WHAT IS REQUIRED —
In the listing that follows, determine how many lines include the word "柱引主线". Respond with that number alone.

STORED DATA —
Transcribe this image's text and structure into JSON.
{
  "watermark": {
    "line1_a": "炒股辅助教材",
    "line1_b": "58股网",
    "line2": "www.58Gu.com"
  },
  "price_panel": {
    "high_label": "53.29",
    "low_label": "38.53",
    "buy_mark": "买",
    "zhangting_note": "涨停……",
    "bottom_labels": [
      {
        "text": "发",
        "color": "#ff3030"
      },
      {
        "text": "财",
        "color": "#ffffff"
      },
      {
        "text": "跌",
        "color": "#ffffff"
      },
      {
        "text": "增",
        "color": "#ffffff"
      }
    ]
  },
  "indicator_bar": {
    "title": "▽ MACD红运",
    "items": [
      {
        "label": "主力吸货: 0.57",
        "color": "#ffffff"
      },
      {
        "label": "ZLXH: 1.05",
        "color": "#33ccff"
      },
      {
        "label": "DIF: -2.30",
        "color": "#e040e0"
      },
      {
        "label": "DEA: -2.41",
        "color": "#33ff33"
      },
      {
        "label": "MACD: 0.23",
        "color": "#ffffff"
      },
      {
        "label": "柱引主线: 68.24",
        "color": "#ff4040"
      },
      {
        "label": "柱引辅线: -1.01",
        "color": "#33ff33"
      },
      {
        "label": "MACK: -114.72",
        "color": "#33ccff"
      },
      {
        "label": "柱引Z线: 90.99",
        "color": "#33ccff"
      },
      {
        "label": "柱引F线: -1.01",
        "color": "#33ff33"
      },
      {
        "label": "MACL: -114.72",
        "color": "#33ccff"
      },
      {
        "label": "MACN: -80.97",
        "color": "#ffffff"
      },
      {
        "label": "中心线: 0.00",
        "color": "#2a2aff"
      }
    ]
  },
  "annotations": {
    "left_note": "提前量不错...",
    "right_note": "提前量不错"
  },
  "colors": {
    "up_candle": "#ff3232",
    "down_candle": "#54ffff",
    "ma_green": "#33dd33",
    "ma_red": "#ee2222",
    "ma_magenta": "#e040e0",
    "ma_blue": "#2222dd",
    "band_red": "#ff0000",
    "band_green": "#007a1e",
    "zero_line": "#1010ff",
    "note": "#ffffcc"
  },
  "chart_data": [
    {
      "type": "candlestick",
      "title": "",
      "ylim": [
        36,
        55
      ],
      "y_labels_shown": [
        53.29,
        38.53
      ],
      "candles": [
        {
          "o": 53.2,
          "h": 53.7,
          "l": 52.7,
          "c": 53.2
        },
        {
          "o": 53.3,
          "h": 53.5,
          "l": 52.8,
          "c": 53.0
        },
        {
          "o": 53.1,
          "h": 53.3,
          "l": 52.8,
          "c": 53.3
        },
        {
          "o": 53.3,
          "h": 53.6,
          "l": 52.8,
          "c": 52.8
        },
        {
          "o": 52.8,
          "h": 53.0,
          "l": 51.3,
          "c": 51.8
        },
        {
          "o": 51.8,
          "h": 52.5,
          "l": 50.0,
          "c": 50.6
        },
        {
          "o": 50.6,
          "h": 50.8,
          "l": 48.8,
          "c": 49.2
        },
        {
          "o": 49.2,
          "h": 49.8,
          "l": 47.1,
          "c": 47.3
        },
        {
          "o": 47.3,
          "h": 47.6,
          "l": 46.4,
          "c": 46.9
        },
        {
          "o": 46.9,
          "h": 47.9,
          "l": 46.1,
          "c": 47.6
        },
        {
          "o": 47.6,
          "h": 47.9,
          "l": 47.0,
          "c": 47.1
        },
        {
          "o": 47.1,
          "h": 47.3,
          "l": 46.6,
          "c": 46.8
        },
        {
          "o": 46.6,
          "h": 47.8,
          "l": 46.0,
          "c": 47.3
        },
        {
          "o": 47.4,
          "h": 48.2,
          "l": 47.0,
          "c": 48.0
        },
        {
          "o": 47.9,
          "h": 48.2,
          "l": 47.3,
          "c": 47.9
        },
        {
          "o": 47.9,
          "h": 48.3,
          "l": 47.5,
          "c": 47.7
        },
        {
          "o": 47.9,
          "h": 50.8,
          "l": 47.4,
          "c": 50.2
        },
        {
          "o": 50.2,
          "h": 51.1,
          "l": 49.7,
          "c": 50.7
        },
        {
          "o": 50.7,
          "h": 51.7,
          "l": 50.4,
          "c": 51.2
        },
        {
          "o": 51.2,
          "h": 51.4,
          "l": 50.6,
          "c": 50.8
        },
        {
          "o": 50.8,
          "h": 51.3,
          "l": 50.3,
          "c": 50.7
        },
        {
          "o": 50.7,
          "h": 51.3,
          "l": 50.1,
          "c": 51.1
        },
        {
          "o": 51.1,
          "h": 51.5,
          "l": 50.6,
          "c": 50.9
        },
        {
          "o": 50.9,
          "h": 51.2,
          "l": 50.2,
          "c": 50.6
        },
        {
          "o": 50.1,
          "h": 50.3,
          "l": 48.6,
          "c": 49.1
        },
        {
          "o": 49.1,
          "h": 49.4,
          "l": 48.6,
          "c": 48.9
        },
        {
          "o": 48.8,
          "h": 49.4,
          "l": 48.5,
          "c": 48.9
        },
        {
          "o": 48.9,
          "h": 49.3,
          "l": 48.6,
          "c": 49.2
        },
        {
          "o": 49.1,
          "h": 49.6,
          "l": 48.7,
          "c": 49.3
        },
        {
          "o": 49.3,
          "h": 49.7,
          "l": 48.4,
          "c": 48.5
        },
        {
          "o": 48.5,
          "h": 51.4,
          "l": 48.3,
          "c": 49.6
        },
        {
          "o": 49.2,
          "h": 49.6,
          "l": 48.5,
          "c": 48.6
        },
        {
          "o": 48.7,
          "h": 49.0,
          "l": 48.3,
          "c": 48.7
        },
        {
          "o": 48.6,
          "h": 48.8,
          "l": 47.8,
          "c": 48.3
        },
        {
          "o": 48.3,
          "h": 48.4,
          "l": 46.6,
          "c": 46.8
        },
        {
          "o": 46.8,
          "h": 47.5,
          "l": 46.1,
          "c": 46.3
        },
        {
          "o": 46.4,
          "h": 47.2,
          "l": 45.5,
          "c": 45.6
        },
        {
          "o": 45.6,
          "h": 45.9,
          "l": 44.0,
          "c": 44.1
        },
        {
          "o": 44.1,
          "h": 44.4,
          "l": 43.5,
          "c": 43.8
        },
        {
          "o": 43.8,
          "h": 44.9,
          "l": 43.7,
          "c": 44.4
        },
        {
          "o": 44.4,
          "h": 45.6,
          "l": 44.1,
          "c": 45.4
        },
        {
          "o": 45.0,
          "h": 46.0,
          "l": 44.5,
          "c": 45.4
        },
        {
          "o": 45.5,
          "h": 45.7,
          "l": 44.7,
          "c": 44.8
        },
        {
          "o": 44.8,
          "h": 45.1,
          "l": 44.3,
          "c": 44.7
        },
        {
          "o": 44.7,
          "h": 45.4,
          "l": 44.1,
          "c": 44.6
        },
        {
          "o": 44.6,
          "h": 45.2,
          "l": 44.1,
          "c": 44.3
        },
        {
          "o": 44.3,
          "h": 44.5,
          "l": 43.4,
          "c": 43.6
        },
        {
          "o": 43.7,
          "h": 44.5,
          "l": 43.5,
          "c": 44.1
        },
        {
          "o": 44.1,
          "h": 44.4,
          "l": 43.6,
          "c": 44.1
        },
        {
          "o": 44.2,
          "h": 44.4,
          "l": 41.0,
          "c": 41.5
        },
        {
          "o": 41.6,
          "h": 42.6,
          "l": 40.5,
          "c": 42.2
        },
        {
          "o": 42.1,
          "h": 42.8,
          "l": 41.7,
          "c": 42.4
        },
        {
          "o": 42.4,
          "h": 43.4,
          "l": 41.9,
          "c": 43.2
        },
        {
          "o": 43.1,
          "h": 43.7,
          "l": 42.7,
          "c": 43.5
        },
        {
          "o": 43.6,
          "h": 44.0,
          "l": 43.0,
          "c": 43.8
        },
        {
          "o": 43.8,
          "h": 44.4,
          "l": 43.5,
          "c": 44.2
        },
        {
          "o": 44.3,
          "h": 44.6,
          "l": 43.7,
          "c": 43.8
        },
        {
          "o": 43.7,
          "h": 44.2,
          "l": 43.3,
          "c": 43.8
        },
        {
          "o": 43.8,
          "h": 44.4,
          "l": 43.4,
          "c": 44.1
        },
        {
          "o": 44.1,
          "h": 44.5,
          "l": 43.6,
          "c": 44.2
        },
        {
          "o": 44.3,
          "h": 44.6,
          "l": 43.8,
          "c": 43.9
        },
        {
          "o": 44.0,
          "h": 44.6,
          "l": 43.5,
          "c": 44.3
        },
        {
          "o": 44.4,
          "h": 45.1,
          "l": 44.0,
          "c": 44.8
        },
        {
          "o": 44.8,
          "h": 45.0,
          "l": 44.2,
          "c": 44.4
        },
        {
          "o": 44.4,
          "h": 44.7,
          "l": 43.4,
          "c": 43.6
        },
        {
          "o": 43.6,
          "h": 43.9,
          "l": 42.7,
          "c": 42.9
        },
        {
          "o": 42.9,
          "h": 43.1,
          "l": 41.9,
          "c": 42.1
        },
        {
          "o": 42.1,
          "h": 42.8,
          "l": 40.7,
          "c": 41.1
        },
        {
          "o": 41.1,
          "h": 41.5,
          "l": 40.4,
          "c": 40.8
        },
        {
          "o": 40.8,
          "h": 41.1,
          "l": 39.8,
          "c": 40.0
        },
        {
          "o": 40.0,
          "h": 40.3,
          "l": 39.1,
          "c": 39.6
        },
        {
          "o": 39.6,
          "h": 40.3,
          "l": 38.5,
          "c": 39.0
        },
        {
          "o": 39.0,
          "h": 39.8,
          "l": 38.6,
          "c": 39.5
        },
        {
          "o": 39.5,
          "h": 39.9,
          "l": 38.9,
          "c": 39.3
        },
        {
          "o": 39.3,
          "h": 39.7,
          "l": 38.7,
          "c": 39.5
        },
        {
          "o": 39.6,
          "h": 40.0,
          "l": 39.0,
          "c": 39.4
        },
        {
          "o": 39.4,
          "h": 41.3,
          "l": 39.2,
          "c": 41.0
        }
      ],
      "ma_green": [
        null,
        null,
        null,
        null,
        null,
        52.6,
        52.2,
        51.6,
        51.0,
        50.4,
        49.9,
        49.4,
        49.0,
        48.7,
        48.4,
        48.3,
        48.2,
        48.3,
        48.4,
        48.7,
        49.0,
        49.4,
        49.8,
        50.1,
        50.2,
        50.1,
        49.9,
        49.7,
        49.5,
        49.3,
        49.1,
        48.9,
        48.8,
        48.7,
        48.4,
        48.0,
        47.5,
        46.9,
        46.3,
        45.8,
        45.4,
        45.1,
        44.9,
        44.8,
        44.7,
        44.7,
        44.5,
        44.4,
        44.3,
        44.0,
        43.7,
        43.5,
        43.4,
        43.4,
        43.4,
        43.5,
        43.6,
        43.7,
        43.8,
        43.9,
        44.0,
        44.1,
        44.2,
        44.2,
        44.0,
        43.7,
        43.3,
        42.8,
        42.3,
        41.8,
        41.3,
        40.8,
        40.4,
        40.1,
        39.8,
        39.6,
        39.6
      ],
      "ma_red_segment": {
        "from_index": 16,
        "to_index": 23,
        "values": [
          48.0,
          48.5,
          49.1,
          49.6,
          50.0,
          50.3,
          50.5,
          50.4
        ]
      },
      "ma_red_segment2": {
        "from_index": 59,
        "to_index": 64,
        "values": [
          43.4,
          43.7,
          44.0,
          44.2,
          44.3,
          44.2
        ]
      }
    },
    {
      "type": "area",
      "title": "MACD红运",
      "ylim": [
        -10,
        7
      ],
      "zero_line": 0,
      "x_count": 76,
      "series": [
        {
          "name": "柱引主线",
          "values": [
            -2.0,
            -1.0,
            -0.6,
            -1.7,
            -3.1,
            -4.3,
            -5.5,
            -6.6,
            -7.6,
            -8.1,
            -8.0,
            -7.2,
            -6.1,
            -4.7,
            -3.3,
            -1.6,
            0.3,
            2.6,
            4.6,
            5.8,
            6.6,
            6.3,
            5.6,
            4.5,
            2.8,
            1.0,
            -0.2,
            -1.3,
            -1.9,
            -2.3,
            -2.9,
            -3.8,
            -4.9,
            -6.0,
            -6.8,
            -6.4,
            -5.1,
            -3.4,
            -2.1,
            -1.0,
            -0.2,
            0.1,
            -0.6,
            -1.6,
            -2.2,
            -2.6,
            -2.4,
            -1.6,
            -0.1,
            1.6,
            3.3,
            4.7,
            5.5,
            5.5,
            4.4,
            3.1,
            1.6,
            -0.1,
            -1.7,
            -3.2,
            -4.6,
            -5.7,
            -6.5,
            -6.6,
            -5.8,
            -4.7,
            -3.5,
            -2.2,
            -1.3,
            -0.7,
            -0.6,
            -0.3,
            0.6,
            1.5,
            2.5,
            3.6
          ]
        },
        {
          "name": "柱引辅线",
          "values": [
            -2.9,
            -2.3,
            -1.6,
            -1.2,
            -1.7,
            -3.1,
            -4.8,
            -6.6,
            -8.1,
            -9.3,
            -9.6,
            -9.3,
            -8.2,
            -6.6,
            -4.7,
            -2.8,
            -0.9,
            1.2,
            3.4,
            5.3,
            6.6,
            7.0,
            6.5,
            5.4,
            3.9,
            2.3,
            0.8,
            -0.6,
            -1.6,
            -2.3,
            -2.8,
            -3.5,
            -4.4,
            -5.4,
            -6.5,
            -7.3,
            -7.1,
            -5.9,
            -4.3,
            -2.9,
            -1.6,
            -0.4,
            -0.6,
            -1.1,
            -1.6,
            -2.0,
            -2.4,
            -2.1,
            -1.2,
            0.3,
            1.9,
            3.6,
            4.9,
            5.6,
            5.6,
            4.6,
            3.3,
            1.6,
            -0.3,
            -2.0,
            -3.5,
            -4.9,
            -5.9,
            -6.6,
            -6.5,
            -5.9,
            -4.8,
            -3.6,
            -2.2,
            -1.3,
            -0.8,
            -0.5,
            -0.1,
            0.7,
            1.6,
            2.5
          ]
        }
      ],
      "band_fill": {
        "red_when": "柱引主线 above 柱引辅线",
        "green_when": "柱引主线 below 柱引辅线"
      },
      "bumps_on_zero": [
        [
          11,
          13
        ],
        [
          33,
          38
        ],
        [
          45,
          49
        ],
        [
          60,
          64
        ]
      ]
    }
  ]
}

RESULT —
4